Information supplied
################

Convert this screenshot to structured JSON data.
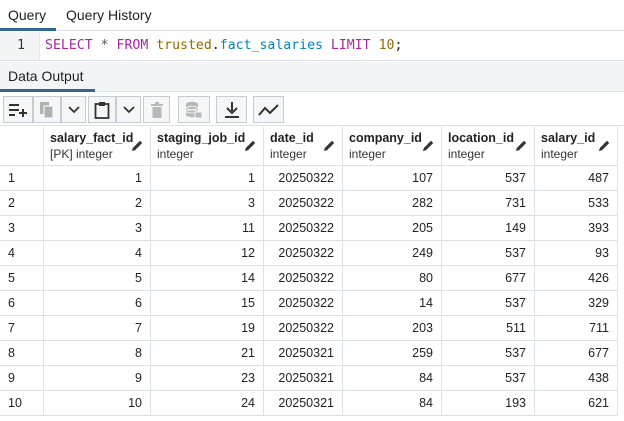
{
  "tabs": [
    {
      "label": "Query",
      "active": true
    },
    {
      "label": "Query History",
      "active": false
    }
  ],
  "editor": {
    "line_number": "1",
    "sql": {
      "select": "SELECT",
      "star": "*",
      "from": "FROM",
      "schema": "trusted",
      "table": "fact_salaries",
      "limit": "LIMIT",
      "limit_value": "10",
      "terminator": ";"
    }
  },
  "output_tab": "Data Output",
  "toolbar": {
    "icons": [
      "add-row-icon",
      "copy-icon",
      "chevron-down-icon",
      "paste-icon",
      "chevron-down-icon",
      "delete-icon",
      "save-data-icon",
      "download-icon",
      "graph-icon"
    ]
  },
  "colors": {
    "accent": "#326690",
    "keyword": "#a626a4",
    "identifier": "#986801",
    "field": "#0184bc"
  },
  "columns": [
    {
      "name": "salary_fact_id",
      "type": "[PK] integer"
    },
    {
      "name": "staging_job_id",
      "type": "integer"
    },
    {
      "name": "date_id",
      "type": "integer"
    },
    {
      "name": "company_id",
      "type": "integer"
    },
    {
      "name": "location_id",
      "type": "integer"
    },
    {
      "name": "salary_id",
      "type": "integer"
    }
  ],
  "rows": [
    {
      "n": "1",
      "cells": [
        "1",
        "1",
        "20250322",
        "107",
        "537",
        "487"
      ]
    },
    {
      "n": "2",
      "cells": [
        "2",
        "3",
        "20250322",
        "282",
        "731",
        "533"
      ]
    },
    {
      "n": "3",
      "cells": [
        "3",
        "11",
        "20250322",
        "205",
        "149",
        "393"
      ]
    },
    {
      "n": "4",
      "cells": [
        "4",
        "12",
        "20250322",
        "249",
        "537",
        "93"
      ]
    },
    {
      "n": "5",
      "cells": [
        "5",
        "14",
        "20250322",
        "80",
        "677",
        "426"
      ]
    },
    {
      "n": "6",
      "cells": [
        "6",
        "15",
        "20250322",
        "14",
        "537",
        "329"
      ]
    },
    {
      "n": "7",
      "cells": [
        "7",
        "19",
        "20250322",
        "203",
        "511",
        "711"
      ]
    },
    {
      "n": "8",
      "cells": [
        "8",
        "21",
        "20250321",
        "259",
        "537",
        "677"
      ]
    },
    {
      "n": "9",
      "cells": [
        "9",
        "23",
        "20250321",
        "84",
        "537",
        "438"
      ]
    },
    {
      "n": "10",
      "cells": [
        "10",
        "24",
        "20250321",
        "84",
        "193",
        "621"
      ]
    }
  ]
}
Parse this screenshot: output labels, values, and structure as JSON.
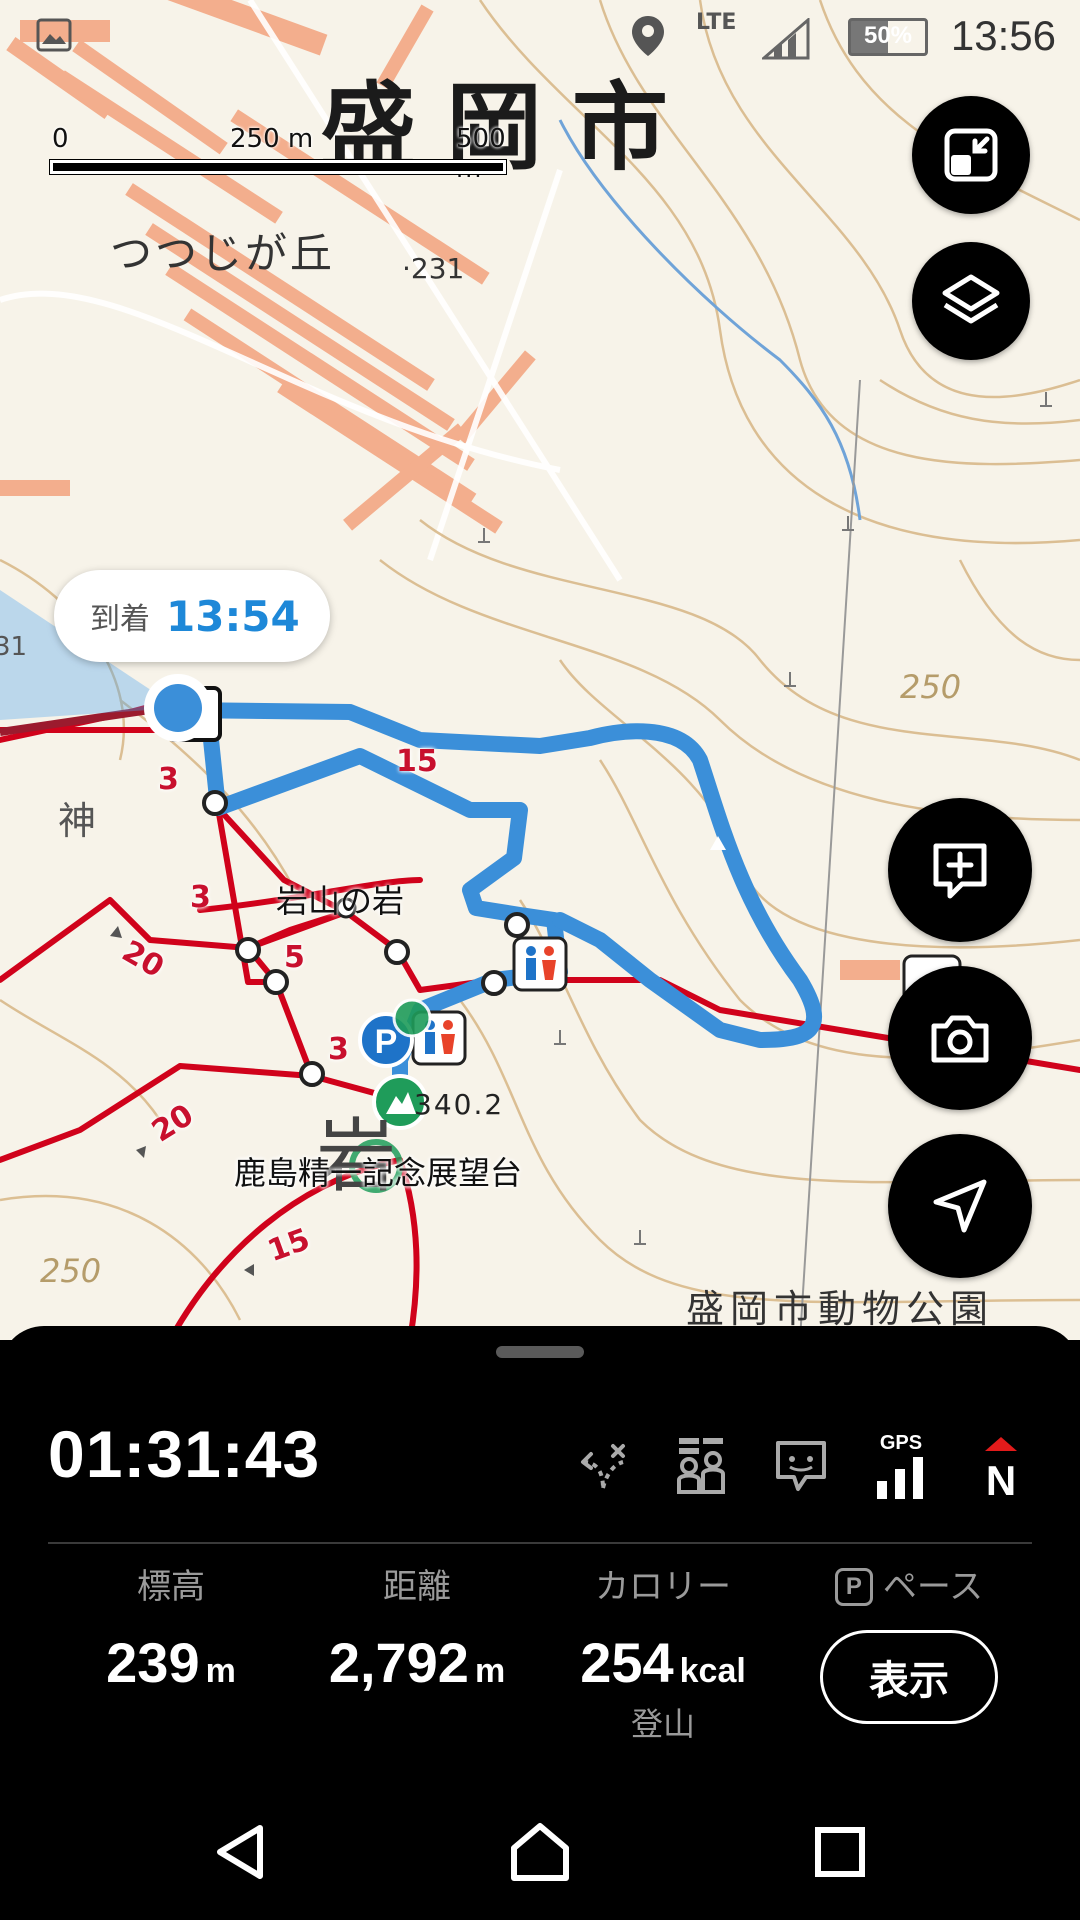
{
  "status_bar": {
    "network": "LTE",
    "battery": "50%",
    "time": "13:56"
  },
  "map": {
    "city_name": "盛岡市",
    "district": "つつじが丘",
    "spot_height_231": "231",
    "rock_name": "岩山の岩",
    "peak_elevation": "340.2",
    "observatory": "鹿島精一記念展望台",
    "zoo": "盛岡市動物公園",
    "iwa": "岩",
    "kami": "神",
    "contour_labels": [
      "250",
      "250",
      "31"
    ],
    "scale": {
      "ticks": [
        "0",
        "250 m",
        "500 m"
      ]
    },
    "trail_numbers": [
      "15",
      "3",
      "3",
      "5",
      "3",
      "20",
      "20",
      "15"
    ],
    "arrival": {
      "label": "到着",
      "time": "13:54"
    },
    "colors": {
      "route": "#3b8fd9",
      "trail": "#d0021b",
      "contour": "#d8b98a"
    }
  },
  "map_buttons": [
    "collapse-map-icon",
    "layers-icon",
    "add-memo-icon",
    "camera-icon",
    "navigate-icon"
  ],
  "panel": {
    "elapsed_time": "01:31:43",
    "status_icons": [
      "off-route-icon",
      "group-icon",
      "chat-icon",
      "gps-signal-icon",
      "north-up-icon"
    ],
    "gps_label": "GPS",
    "north_label": "N",
    "stats": [
      {
        "label": "標高",
        "value": "239",
        "unit": "m"
      },
      {
        "label": "距離",
        "value": "2,792",
        "unit": "m"
      },
      {
        "label": "カロリー",
        "value": "254",
        "unit": "kcal",
        "sub": "登山"
      }
    ],
    "pace": {
      "badge": "P",
      "label": "ペース",
      "button": "表示"
    }
  },
  "navbar": [
    "back-icon",
    "home-icon",
    "recents-icon"
  ]
}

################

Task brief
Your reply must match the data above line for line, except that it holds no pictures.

Solution to the problem
Convert this screenshot to structured JSON data.
{
  "tabs": [
    {
      "label": "Query",
      "active": true
    },
    {
      "label": "Query History",
      "active": false
    }
  ],
  "editor": {
    "line_number": "1",
    "sql": {
      "select": "SELECT",
      "star": "*",
      "from": "FROM",
      "schema": "trusted",
      "table": "fact_salaries",
      "limit": "LIMIT",
      "limit_value": "10",
      "terminator": ";"
    }
  },
  "output_tab": "Data Output",
  "toolbar": {
    "icons": [
      "add-row-icon",
      "copy-icon",
      "chevron-down-icon",
      "paste-icon",
      "chevron-down-icon",
      "delete-icon",
      "save-data-icon",
      "download-icon",
      "graph-icon"
    ]
  },
  "colors": {
    "accent": "#326690",
    "keyword": "#a626a4",
    "identifier": "#986801",
    "field": "#0184bc"
  },
  "columns": [
    {
      "name": "salary_fact_id",
      "type": "[PK] integer"
    },
    {
      "name": "staging_job_id",
      "type": "integer"
    },
    {
      "name": "date_id",
      "type": "integer"
    },
    {
      "name": "company_id",
      "type": "integer"
    },
    {
      "name": "location_id",
      "type": "integer"
    },
    {
      "name": "salary_id",
      "type": "integer"
    }
  ],
  "rows": [
    {
      "n": "1",
      "cells": [
        "1",
        "1",
        "20250322",
        "107",
        "537",
        "487"
      ]
    },
    {
      "n": "2",
      "cells": [
        "2",
        "3",
        "20250322",
        "282",
        "731",
        "533"
      ]
    },
    {
      "n": "3",
      "cells": [
        "3",
        "11",
        "20250322",
        "205",
        "149",
        "393"
      ]
    },
    {
      "n": "4",
      "cells": [
        "4",
        "12",
        "20250322",
        "249",
        "537",
        "93"
      ]
    },
    {
      "n": "5",
      "cells": [
        "5",
        "14",
        "20250322",
        "80",
        "677",
        "426"
      ]
    },
    {
      "n": "6",
      "cells": [
        "6",
        "15",
        "20250322",
        "14",
        "537",
        "329"
      ]
    },
    {
      "n": "7",
      "cells": [
        "7",
        "19",
        "20250322",
        "203",
        "511",
        "711"
      ]
    },
    {
      "n": "8",
      "cells": [
        "8",
        "21",
        "20250321",
        "259",
        "537",
        "677"
      ]
    },
    {
      "n": "9",
      "cells": [
        "9",
        "23",
        "20250321",
        "84",
        "537",
        "438"
      ]
    },
    {
      "n": "10",
      "cells": [
        "10",
        "24",
        "20250321",
        "84",
        "193",
        "621"
      ]
    }
  ]
}
Parse this screenshot: output labels, values, and structure as JSON.
{
  "status_bar": {
    "network": "LTE",
    "battery": "50%",
    "time": "13:56"
  },
  "map": {
    "city_name": "盛岡市",
    "district": "つつじが丘",
    "spot_height_231": "231",
    "rock_name": "岩山の岩",
    "peak_elevation": "340.2",
    "observatory": "鹿島精一記念展望台",
    "zoo": "盛岡市動物公園",
    "iwa": "岩",
    "kami": "神",
    "contour_labels": [
      "250",
      "250",
      "31"
    ],
    "scale": {
      "ticks": [
        "0",
        "250 m",
        "500 m"
      ]
    },
    "trail_numbers": [
      "15",
      "3",
      "3",
      "5",
      "3",
      "20",
      "20",
      "15"
    ],
    "arrival": {
      "label": "到着",
      "time": "13:54"
    },
    "colors": {
      "route": "#3b8fd9",
      "trail": "#d0021b",
      "contour": "#d8b98a"
    }
  },
  "map_buttons": [
    "collapse-map-icon",
    "layers-icon",
    "add-memo-icon",
    "camera-icon",
    "navigate-icon"
  ],
  "panel": {
    "elapsed_time": "01:31:43",
    "status_icons": [
      "off-route-icon",
      "group-icon",
      "chat-icon",
      "gps-signal-icon",
      "north-up-icon"
    ],
    "gps_label": "GPS",
    "north_label": "N",
    "stats": [
      {
        "label": "標高",
        "value": "239",
        "unit": "m"
      },
      {
        "label": "距離",
        "value": "2,792",
        "unit": "m"
      },
      {
        "label": "カロリー",
        "value": "254",
        "unit": "kcal",
        "sub": "登山"
      }
    ],
    "pace": {
      "badge": "P",
      "label": "ペース",
      "button": "表示"
    }
  },
  "navbar": [
    "back-icon",
    "home-icon",
    "recents-icon"
  ]
}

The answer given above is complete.